- Consider hiring a birth doula. A birth doula is your advocate who can help answer questions about your options, and if you need her to, give you guidance on ways to communicate with your care provider about your questions and desires. A birth doula is not a replacement for childbirth classes (unless she also teaches childbirth classes!), but she can help you talk through risks and benefits of procedures and point you to resources that can benefit you.
- Look for evidence-based websites and books to learn about your options. While polling friends and lurking in online forums will bring up lots of juicy information, also seek out reputable sources for solid information about labor and birth. Lamaze International is a good place to start. Your childbirth educator and doula will also be able to point you to additional resources.
- Take a tour of your place of birth. If you are planning to have your baby at a hospital or birth center, take a tour. Ask questions about standard practices such as fetal monitoring, whether you can be mobile during labor, and procedures you’re curious about. Check out the birthing suites and the bathrooms, and get a feel for the vibe of the place.
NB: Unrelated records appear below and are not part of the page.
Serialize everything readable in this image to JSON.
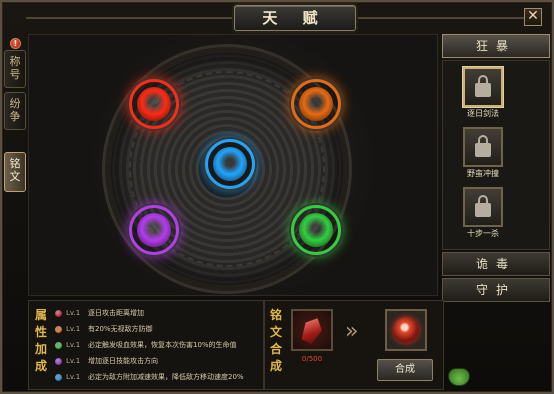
{
  "window": {
    "title": "天 赋",
    "close_label": "✕"
  },
  "side_tabs": [
    {
      "label": "称号"
    },
    {
      "label": "纷争"
    },
    {
      "label": "铭文",
      "active": true
    }
  ],
  "side_alert": "!",
  "talent_orbs": [
    {
      "name": "red",
      "color": "#ff2a14"
    },
    {
      "name": "orange",
      "color": "#e86a10"
    },
    {
      "name": "blue",
      "color": "#1ea6ff"
    },
    {
      "name": "purple",
      "color": "#b43cf0"
    },
    {
      "name": "green",
      "color": "#2fd040"
    }
  ],
  "right_panel": {
    "tabs": [
      "狂暴",
      "诡毒",
      "守护"
    ],
    "active_tab": 0,
    "skills": [
      {
        "name": "逐日剑法",
        "selected": true
      },
      {
        "name": "野蛮冲撞",
        "selected": false
      },
      {
        "name": "十步一杀",
        "selected": false
      }
    ]
  },
  "attributes": {
    "heading": "属性加成",
    "rows": [
      {
        "level": "Lv.1",
        "text": "逐日攻击距离增加",
        "gem_color": "#e0304a"
      },
      {
        "level": "Lv.1",
        "text": "有20%无视敌方防御",
        "gem_color": "#ff7a2a"
      },
      {
        "level": "Lv.1",
        "text": "必定触发吸血效果，恢复本次伤害10%的生命值",
        "gem_color": "#3fd44a"
      },
      {
        "level": "Lv.1",
        "text": "增加逐日技能攻击方向",
        "gem_color": "#b040e8"
      },
      {
        "level": "Lv.1",
        "text": "必定为敌方附加减速效果，降低敌方移动速度20%",
        "gem_color": "#2a9ef0"
      }
    ]
  },
  "synthesis": {
    "heading": "铭文合成",
    "material_count": "0/500",
    "arrow": "»",
    "button_label": "合成"
  }
}
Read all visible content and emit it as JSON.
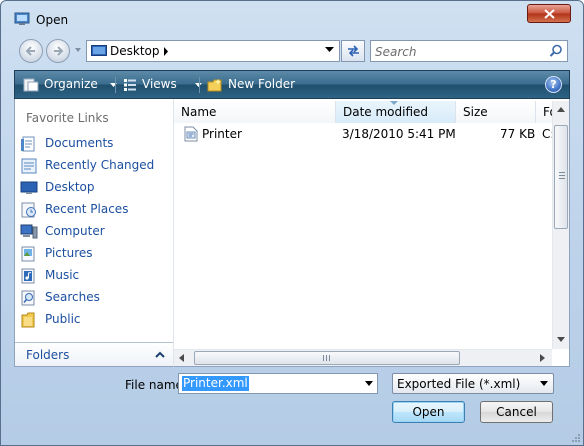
{
  "window": {
    "title": "Open"
  },
  "address": {
    "path": "Desktop"
  },
  "search": {
    "placeholder": "Search"
  },
  "toolbar": {
    "organize": "Organize",
    "views": "Views",
    "new_folder": "New Folder",
    "help": "?"
  },
  "sidebar": {
    "header": "Favorite Links",
    "items": [
      {
        "label": "Documents",
        "icon": "documents-icon"
      },
      {
        "label": "Recently Changed",
        "icon": "recently-changed-icon"
      },
      {
        "label": "Desktop",
        "icon": "desktop-icon"
      },
      {
        "label": "Recent Places",
        "icon": "recent-places-icon"
      },
      {
        "label": "Computer",
        "icon": "computer-icon"
      },
      {
        "label": "Pictures",
        "icon": "pictures-icon"
      },
      {
        "label": "Music",
        "icon": "music-icon"
      },
      {
        "label": "Searches",
        "icon": "searches-icon"
      },
      {
        "label": "Public",
        "icon": "public-folder-icon"
      }
    ],
    "folders_label": "Folders"
  },
  "filelist": {
    "columns": [
      "Name",
      "Date modified",
      "Size",
      "Fo"
    ],
    "sorted_column": "Date modified",
    "rows": [
      {
        "name": "Printer",
        "date": "3/18/2010 5:41 PM",
        "size": "77 KB",
        "folder": "C:"
      }
    ]
  },
  "bottom": {
    "filename_label": "File name:",
    "filename_value": "Printer.xml",
    "filetype_value": "Exported File (*.xml)",
    "open_label": "Open",
    "cancel_label": "Cancel"
  },
  "colors": {
    "accent": "#3399ff",
    "toolbar": "#2d6384",
    "link": "#1c4fa0"
  }
}
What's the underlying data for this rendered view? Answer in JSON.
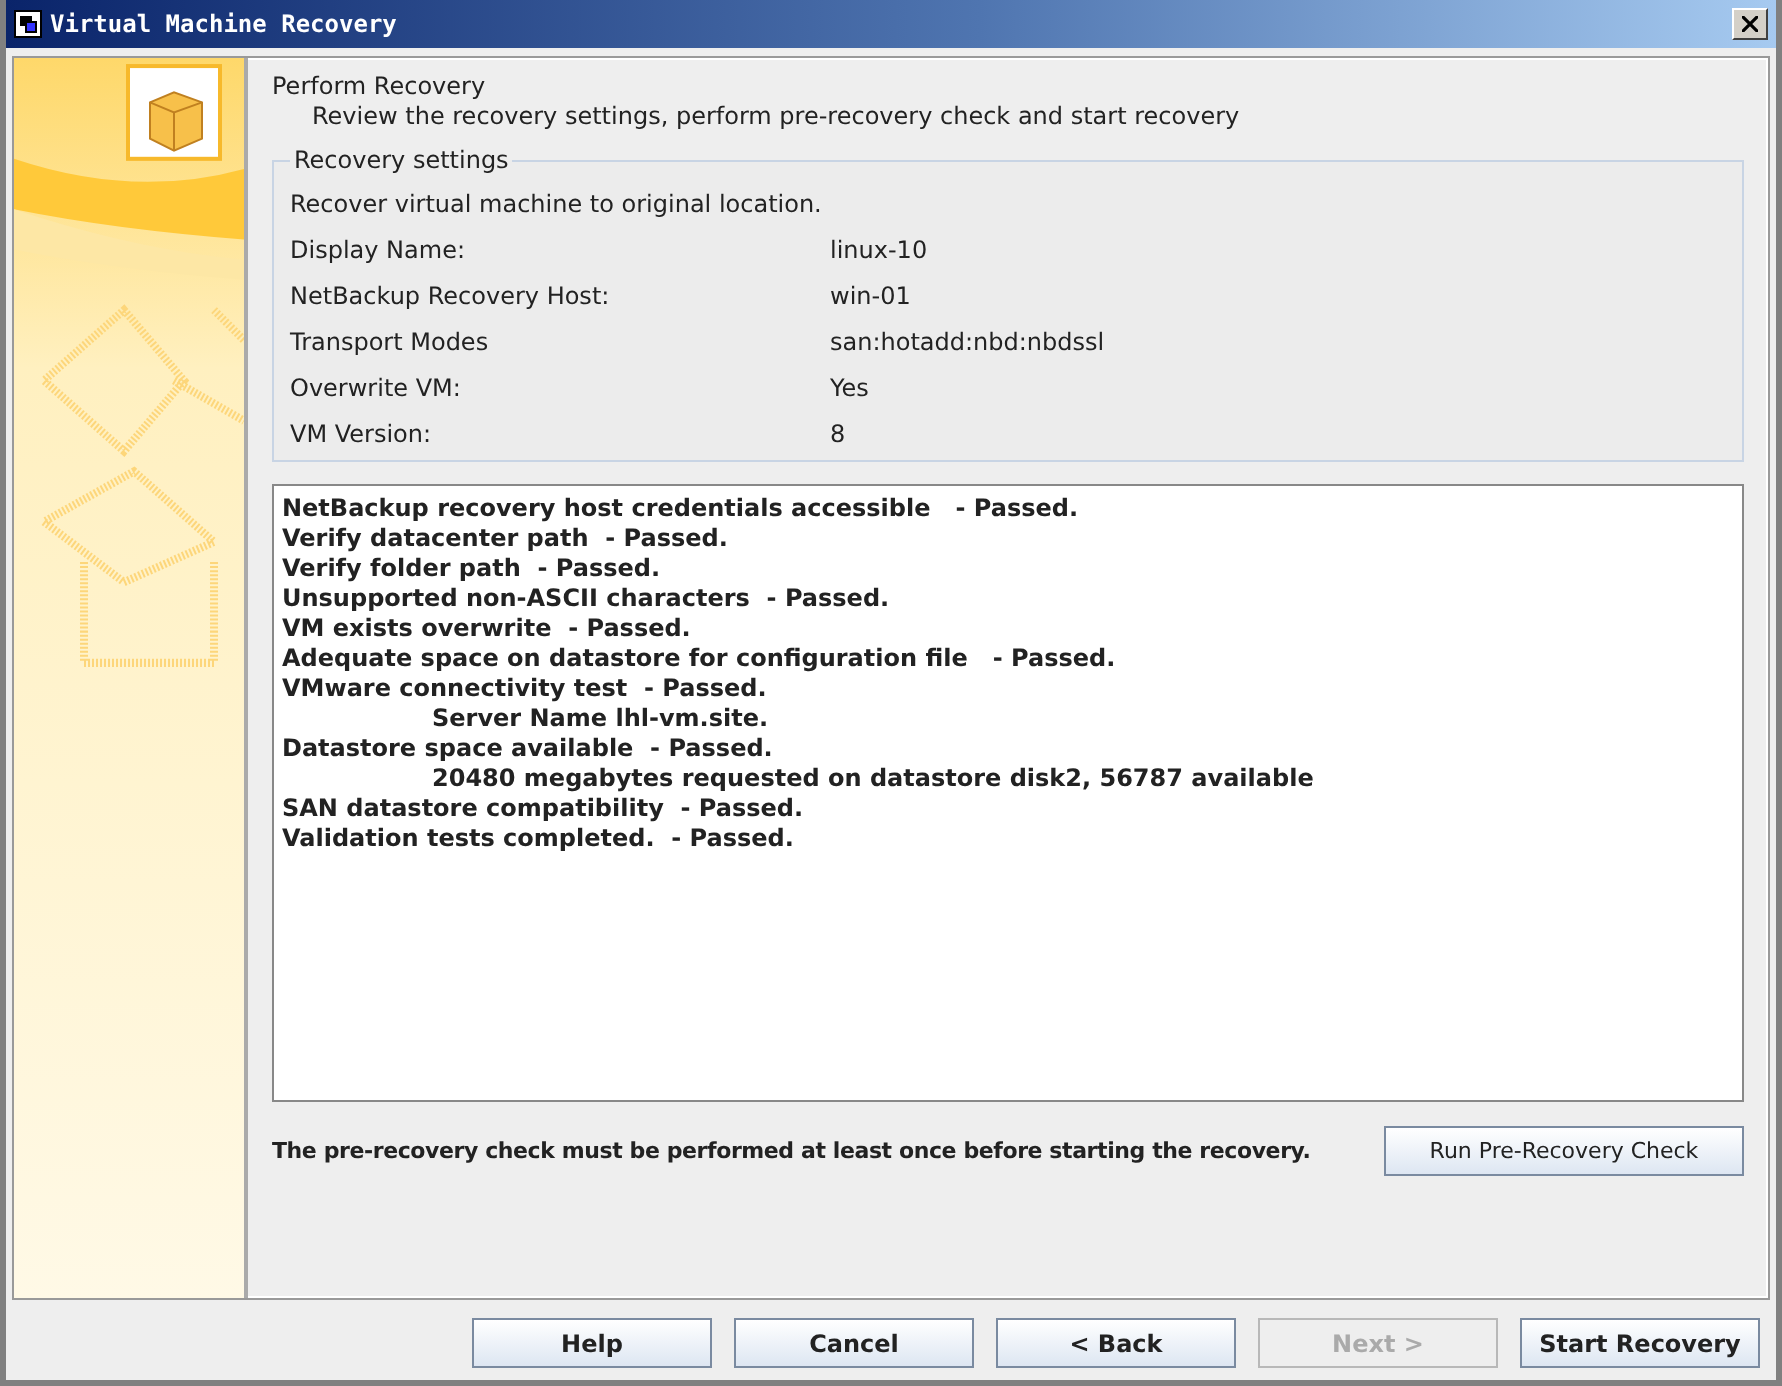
{
  "window": {
    "title": "Virtual Machine Recovery"
  },
  "header": {
    "title": "Perform Recovery",
    "subtitle": "Review the recovery settings, perform pre-recovery check and start recovery"
  },
  "recovery_settings": {
    "legend": "Recovery settings",
    "summary": "Recover virtual machine to original location.",
    "rows": [
      {
        "label": "Display Name:",
        "value": "linux-10"
      },
      {
        "label": "NetBackup Recovery Host:",
        "value": "win-01"
      },
      {
        "label": "Transport Modes",
        "value": "san:hotadd:nbd:nbdssl"
      },
      {
        "label": "Overwrite VM:",
        "value": "Yes"
      },
      {
        "label": "VM Version:",
        "value": "8"
      }
    ]
  },
  "log": [
    {
      "kind": "result",
      "text": "NetBackup recovery host credentials accessible   - Passed."
    },
    {
      "kind": "result",
      "text": "Verify datacenter path  - Passed."
    },
    {
      "kind": "result",
      "text": "Verify folder path  - Passed."
    },
    {
      "kind": "result",
      "text": "Unsupported non-ASCII characters  - Passed."
    },
    {
      "kind": "result",
      "text": "VM exists overwrite  - Passed."
    },
    {
      "kind": "result",
      "text": "Adequate space on datastore for configuration file   - Passed."
    },
    {
      "kind": "result",
      "text": "VMware connectivity test  - Passed."
    },
    {
      "kind": "detail",
      "text": "Server Name lhl-vm.site."
    },
    {
      "kind": "result",
      "text": "Datastore space available  - Passed."
    },
    {
      "kind": "detail",
      "text": "20480 megabytes requested on datastore disk2, 56787 available"
    },
    {
      "kind": "result",
      "text": "SAN datastore compatibility  - Passed."
    },
    {
      "kind": "result",
      "text": "Validation tests completed.  - Passed."
    }
  ],
  "check_note": "The pre-recovery check must be performed at least once before starting the recovery.",
  "check_button": "Run Pre-Recovery Check",
  "buttons": [
    {
      "label": "Help",
      "disabled": false
    },
    {
      "label": "Cancel",
      "disabled": false
    },
    {
      "label": "< Back",
      "disabled": false
    },
    {
      "label": "Next >",
      "disabled": true
    },
    {
      "label": "Start Recovery",
      "disabled": false
    }
  ]
}
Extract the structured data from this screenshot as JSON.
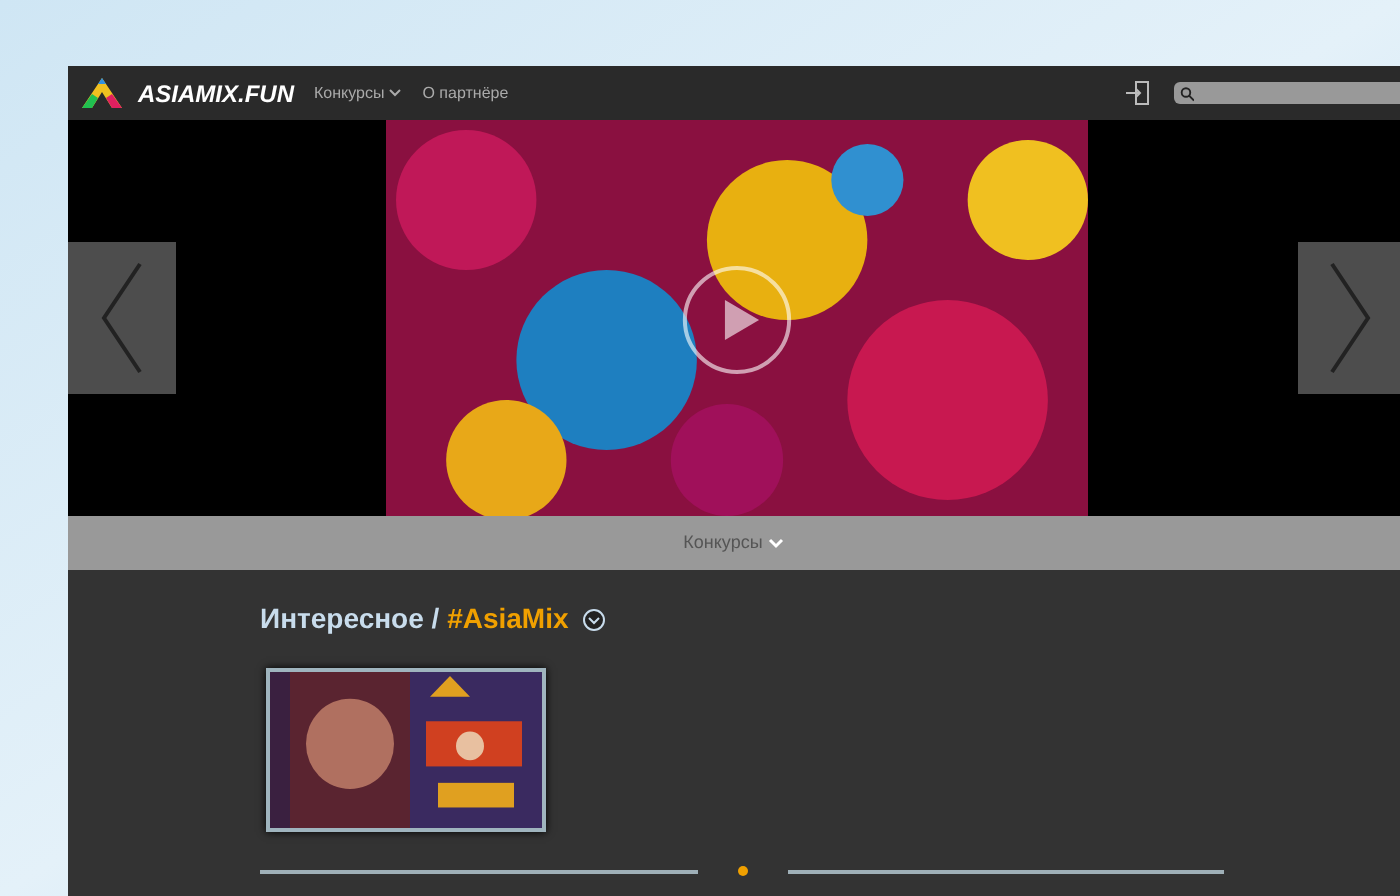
{
  "header": {
    "logo": "ASIAMIX.FUN",
    "nav": [
      {
        "label": "Конкурсы",
        "dropdown": true
      },
      {
        "label": "О партнёре",
        "dropdown": false
      }
    ]
  },
  "category_bar": {
    "label": "Конкурсы"
  },
  "section": {
    "title": "Интересное / ",
    "tag": "#AsiaMix"
  }
}
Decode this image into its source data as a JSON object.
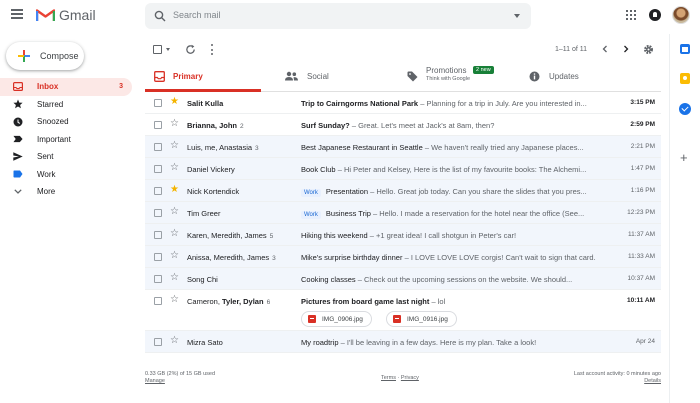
{
  "header": {
    "app_name": "Gmail",
    "search_placeholder": "Search mail"
  },
  "sidebar": {
    "compose_label": "Compose",
    "items": [
      {
        "label": "Inbox",
        "count": "3",
        "icon": "inbox-icon",
        "active": true
      },
      {
        "label": "Starred",
        "count": "",
        "icon": "star-icon"
      },
      {
        "label": "Snoozed",
        "count": "",
        "icon": "clock-icon"
      },
      {
        "label": "Important",
        "count": "",
        "icon": "important-icon"
      },
      {
        "label": "Sent",
        "count": "",
        "icon": "send-icon"
      },
      {
        "label": "Work",
        "count": "",
        "icon": "label-icon"
      },
      {
        "label": "More",
        "count": "",
        "icon": "chevron-down-icon"
      }
    ]
  },
  "toolbar": {
    "pager": "1–11 of 11"
  },
  "tabs": {
    "primary": "Primary",
    "social": "Social",
    "promotions": "Promotions",
    "promotions_badge": "2 new",
    "promotions_sub": "Think with Google",
    "updates": "Updates"
  },
  "emails": [
    {
      "sender": "Salit Kulla",
      "count": "",
      "label": "",
      "subject": "Trip to Cairngorms National Park",
      "snippet": " – Planning for a trip in July. Are you interested in...",
      "time": "3:15 PM",
      "unread": true,
      "starred": true
    },
    {
      "sender": "Brianna, John",
      "count": "2",
      "label": "",
      "subject": "Surf Sunday?",
      "snippet": " – Great. Let's meet at Jack's at 8am, then?",
      "time": "2:59 PM",
      "unread": true,
      "starred": false
    },
    {
      "sender": "Luis, me, Anastasia",
      "count": "3",
      "label": "",
      "subject": "Best Japanese Restaurant in Seattle",
      "snippet": " – We haven't really tried any Japanese places...",
      "time": "2:21 PM",
      "unread": false,
      "starred": false
    },
    {
      "sender": "Daniel Vickery",
      "count": "",
      "label": "",
      "subject": "Book Club",
      "snippet": " – Hi Peter and Kelsey, Here is the list of my favourite books: The Alchemi...",
      "time": "1:47 PM",
      "unread": false,
      "starred": false
    },
    {
      "sender": "Nick Kortendick",
      "count": "",
      "label": "Work",
      "subject": "Presentation",
      "snippet": " – Hello. Great job today. Can you share the slides that you pres...",
      "time": "1:16 PM",
      "unread": false,
      "starred": true
    },
    {
      "sender": "Tim Greer",
      "count": "",
      "label": "Work",
      "subject": "Business Trip",
      "snippet": " – Hello. I made a reservation for the hotel near the office (See...",
      "time": "12:23 PM",
      "unread": false,
      "starred": false
    },
    {
      "sender": "Karen, Meredith, James",
      "count": "5",
      "label": "",
      "subject": "Hiking this weekend",
      "snippet": " – +1 great idea! I call shotgun in Peter's car!",
      "time": "11:37 AM",
      "unread": false,
      "starred": false
    },
    {
      "sender": "Anissa, Meredith, James",
      "count": "3",
      "label": "",
      "subject": "Mike's surprise birthday dinner",
      "snippet": " – I LOVE LOVE LOVE corgis! Can't wait to sign that card.",
      "time": "11:33 AM",
      "unread": false,
      "starred": false
    },
    {
      "sender": "Song Chi",
      "count": "",
      "label": "",
      "subject": "Cooking classes",
      "snippet": " – Check out the upcoming sessions on the website. We should...",
      "time": "10:37 AM",
      "unread": false,
      "starred": false
    },
    {
      "sender": "Cameron, Tyler, Dylan",
      "count": "6",
      "label": "",
      "subject": "Pictures from board game last night",
      "snippet": " – lol",
      "time": "10:11 AM",
      "unread": true,
      "starred": false,
      "attachments": [
        "IMG_0906.jpg",
        "IMG_0916.jpg"
      ]
    },
    {
      "sender": "Mizra Sato",
      "count": "",
      "label": "",
      "subject": "My roadtrip",
      "snippet": " – I'll be leaving in a few days. Here is my plan. Take a look!",
      "time": "Apr 24",
      "unread": false,
      "starred": false
    }
  ],
  "footer": {
    "storage": "0.33 GB (2%) of 15 GB used",
    "manage": "Manage",
    "terms": "Terms",
    "separator": " · ",
    "privacy": "Privacy",
    "activity": "Last account activity: 0 minutes ago",
    "details": "Details"
  },
  "colors": {
    "accent": "#d93025",
    "star": "#f4b400",
    "badge": "#188038",
    "read_row": "#f2f6fc"
  }
}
Birth Plan Format Tips
- Use birth plan templates carefully. There are many online birth plan generators and pre-made templates. These can be useful for helping you create a draft of your birth plan because you may find points that you had not even considered or known about. However, make sure that you truly understand every point that you have on your birth plan.
- Keep it under one page. Decide what is most important to you and include those points. To help keep the length to a minimum, consider excluding requests that are always or never allowed. Topics to cover include your preferences for Labor and Birth, Postpartum Care, and if you would like, a section that speaks briefly on what to do in the event of a C-section.
- Before your bullet points, include an introduction written in a friendly and respectful tone. For example:
“Thank you in advance for your support and encouragement during our birth. We understand that labor and birth are unpredictable, and we ultimately wish for the safety and health of mom and baby. We ask that you consider each of our choices that follow and accommodate them when possible. We understand that circumstances may require a deviation from our wishes, and we respectfully request that recommended procedures by explained thoroughly, with benefits and risks, so that we can be informed and involved in the decision making process.”
- Add Signature Lines At The Bottom. At the end of your birth plan, include lines for your caregiver to sign. Having a signed copy may come in handy if, at your place of birth, there are questions from nurses about honoring your choices.
When You Are Done With Your Birth Plan
Once you have a good, working draft, take it with you to a prenatal visit and have a conversation with your doctor or midwife about your choices. If everything is great, ask your caregiver to sign the document, return one copy to you and keep one for your file. You will also want to have a few copies to take with you when you’re in labor.
If you have concerns about whether your caregiver supports your requests, you may have to think about how you want to proceed. Will you change your preferences, or will you seek care elsewhere?
A birth plan is a great way to become clear about your preferences for labor, birth, and the immediate postpartum period. It allows you to learn about your options and serves as a communication tool to help you speak to your caregiver. Remember that you cannot control what ultimately happens during birth, but with the knowledge you have from the homework you have done during your pregnancy, you will be better able to make informed choices to have the best possible birth and beginning for your child.